Add a Vogue Mexico cover to Quannah Rose ChasingHorse Potts’ growing resume.

The 18-year-old Fairbanks resident, who is from the Han Gwich’in and Oglala Lakota tribes, is making history as one of the first Indigenous peoples at the highest echelons of modeling. But Potts is, as she puts it, “more than a pretty face” — she is also an accomplished social and environmental activist.

Potts uses her platform to speak out against drilling in the National Wildlife Refuge, to fight for climate justice, Indigenous rights, and Missing and Murdered Indigenous women.

Her Vogue feature is part of a lifelong goal for Potts, who has wanted to be a model since she was three.

“I was obsessed with modeling and fashion. It’s always been my dream,” she said. Yet dreams do not necessarily become reality, and, up until just two years ago, Potts did not believe people when they told her she could model.

Potts’ success is even more impressive considering her unique background.

“Being a little Native girl from Bush Alaska [and getting] to where I am now .... is an honor and a privilege,” Potts said.

Originally from Eagle Village, Potts grew up “in a cabin in the woods,” she said. She lived a subsistence lifestyle that included hunting, fishing and dog mushing. Her mother, Jody Potts, made sure that she and her siblings were raised with traditional cultural values.

“That really kept me grounded,” she said.

Her journey did not happen overnight and required a lot of work. As an Indigenous person, Potts struggled with a lack of representation in modeling. Not seeing models that looked like her spawned self-doubt; Potts said she felt she was not pretty enough to model because did not meet typical Western beauty standards.

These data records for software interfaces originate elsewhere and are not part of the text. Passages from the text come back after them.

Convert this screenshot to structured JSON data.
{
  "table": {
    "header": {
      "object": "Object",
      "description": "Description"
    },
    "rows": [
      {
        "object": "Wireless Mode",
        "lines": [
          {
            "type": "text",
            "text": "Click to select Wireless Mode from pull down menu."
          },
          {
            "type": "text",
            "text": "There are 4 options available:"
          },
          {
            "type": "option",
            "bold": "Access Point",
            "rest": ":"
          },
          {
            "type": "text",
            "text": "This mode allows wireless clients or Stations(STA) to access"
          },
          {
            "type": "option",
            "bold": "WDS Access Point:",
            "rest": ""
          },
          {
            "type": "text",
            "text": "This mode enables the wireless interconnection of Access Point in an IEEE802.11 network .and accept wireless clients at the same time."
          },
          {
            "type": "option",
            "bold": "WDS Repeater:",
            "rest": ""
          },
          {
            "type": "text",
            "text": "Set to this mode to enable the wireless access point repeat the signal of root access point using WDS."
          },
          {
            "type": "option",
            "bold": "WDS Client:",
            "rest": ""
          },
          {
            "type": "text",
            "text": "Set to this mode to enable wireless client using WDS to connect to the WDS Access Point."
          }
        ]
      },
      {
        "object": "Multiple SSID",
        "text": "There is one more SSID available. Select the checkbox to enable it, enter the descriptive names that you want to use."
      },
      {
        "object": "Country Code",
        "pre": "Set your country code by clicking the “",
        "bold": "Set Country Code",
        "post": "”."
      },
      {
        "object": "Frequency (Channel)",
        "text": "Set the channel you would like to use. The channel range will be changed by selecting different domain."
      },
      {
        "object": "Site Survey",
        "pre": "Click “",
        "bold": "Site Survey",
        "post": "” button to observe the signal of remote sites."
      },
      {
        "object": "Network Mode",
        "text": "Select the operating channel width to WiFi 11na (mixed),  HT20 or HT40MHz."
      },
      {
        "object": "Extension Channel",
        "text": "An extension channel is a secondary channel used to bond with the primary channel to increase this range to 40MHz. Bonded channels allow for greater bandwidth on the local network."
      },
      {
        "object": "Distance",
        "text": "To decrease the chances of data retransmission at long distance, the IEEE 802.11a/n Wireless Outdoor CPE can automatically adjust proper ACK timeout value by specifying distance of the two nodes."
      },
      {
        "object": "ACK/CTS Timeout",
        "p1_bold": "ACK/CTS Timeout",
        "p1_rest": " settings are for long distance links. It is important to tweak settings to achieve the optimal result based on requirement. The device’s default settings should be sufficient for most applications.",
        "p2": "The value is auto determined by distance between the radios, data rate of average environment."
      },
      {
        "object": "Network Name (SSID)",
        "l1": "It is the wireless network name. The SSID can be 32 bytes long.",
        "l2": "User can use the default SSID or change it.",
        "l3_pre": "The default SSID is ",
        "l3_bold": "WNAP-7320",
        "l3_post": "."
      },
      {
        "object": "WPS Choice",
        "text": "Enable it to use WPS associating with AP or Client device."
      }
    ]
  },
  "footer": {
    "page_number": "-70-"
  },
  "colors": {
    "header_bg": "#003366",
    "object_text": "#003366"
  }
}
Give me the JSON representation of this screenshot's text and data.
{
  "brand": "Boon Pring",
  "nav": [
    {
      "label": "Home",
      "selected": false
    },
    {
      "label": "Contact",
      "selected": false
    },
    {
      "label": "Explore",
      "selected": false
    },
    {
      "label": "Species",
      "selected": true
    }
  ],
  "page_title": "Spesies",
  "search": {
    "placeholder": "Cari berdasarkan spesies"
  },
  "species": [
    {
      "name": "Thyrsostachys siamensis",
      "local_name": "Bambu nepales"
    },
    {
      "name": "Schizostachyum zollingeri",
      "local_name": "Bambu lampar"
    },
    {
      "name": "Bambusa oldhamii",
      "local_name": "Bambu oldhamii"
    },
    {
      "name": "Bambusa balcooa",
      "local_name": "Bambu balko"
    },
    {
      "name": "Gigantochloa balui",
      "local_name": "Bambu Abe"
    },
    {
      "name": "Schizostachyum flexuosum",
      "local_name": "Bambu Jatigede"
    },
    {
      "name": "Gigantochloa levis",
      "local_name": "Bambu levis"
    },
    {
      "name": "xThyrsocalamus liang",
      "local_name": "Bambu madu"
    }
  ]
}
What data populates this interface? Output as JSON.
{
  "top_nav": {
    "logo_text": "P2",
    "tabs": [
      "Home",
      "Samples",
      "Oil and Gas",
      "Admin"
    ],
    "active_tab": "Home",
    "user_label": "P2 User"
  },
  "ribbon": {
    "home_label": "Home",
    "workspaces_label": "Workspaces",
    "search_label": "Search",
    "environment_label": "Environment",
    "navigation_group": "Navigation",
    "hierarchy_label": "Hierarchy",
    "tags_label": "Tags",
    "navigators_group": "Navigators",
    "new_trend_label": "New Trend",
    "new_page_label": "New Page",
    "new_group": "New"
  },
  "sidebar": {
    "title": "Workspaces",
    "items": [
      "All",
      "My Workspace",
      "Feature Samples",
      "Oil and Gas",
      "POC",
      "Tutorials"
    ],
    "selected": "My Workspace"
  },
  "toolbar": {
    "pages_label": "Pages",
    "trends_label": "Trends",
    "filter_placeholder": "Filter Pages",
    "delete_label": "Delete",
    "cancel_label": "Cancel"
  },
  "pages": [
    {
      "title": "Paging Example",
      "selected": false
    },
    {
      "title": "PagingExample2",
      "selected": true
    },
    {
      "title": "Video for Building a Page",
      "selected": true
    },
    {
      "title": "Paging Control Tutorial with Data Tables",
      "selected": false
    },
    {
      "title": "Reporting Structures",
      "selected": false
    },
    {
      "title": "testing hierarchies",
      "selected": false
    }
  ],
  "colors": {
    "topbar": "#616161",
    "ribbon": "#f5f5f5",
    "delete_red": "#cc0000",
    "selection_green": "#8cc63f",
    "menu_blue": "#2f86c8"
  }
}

“It was hard. I struggled with my appearance and never felt confident,” she said. However, Potts slowly began to “embrace my Indigenous features and identity.” She also started seriously researching modeling agencies.

Many models use their platform to promote causes, but for Potts, it was the opposite. She became involved in advocacy — specifically, environmentalism and social justice — and gained recognition through the work. For instance, in 2018 she campaigned against drilling in the Arctic National Wildlife Refuge and spoke at the Alaska Federation of Natives conference. Around this time, she began receiving invitations to speak across the United States and internationally. In turn, Potts’ advocacy work helped her embrace her physical and cultural identity.

Potts’ work paid off last year, when she was asked to be part of Calvin Klein’s CK One Campaign, which highlighted youth from diverse communities. After her Calvin Klein feature, she received requests from several modeling agencies. Among the callers was her dream agency, IMG models, with which she ultimately signed.

While she remains humble, Potts also recognizes the enormity of her accomplishments. The Vogue Mexico cover “means a lot,” she said, because now Indigenous youth across the globe can see someone who looks like them on the front of a magazine. In other words, Potts has become the Indigenous representation she once lacked.

At 18, Potts has already accomplished a lot, but there is still much she hopes to achieve. When asked about her future goals, Potts laughs, “there’s so much.” She plans to continue promoting causes she believes in (Potts is currently focused on the new AFN Climate Task Force) and is excited about modeling gigs her agency has pitched her for.

Ultimately, though, Potts’ is not driven by tangible benchmarks.

Rather, “My biggest goal and dream is to represent my people in the best way,” she said.

Through her hard work and dedication to advocacy and modeling, Potts has already taken several steps toward her goal.

Contact reporter Maisie Thomas at 459-7544.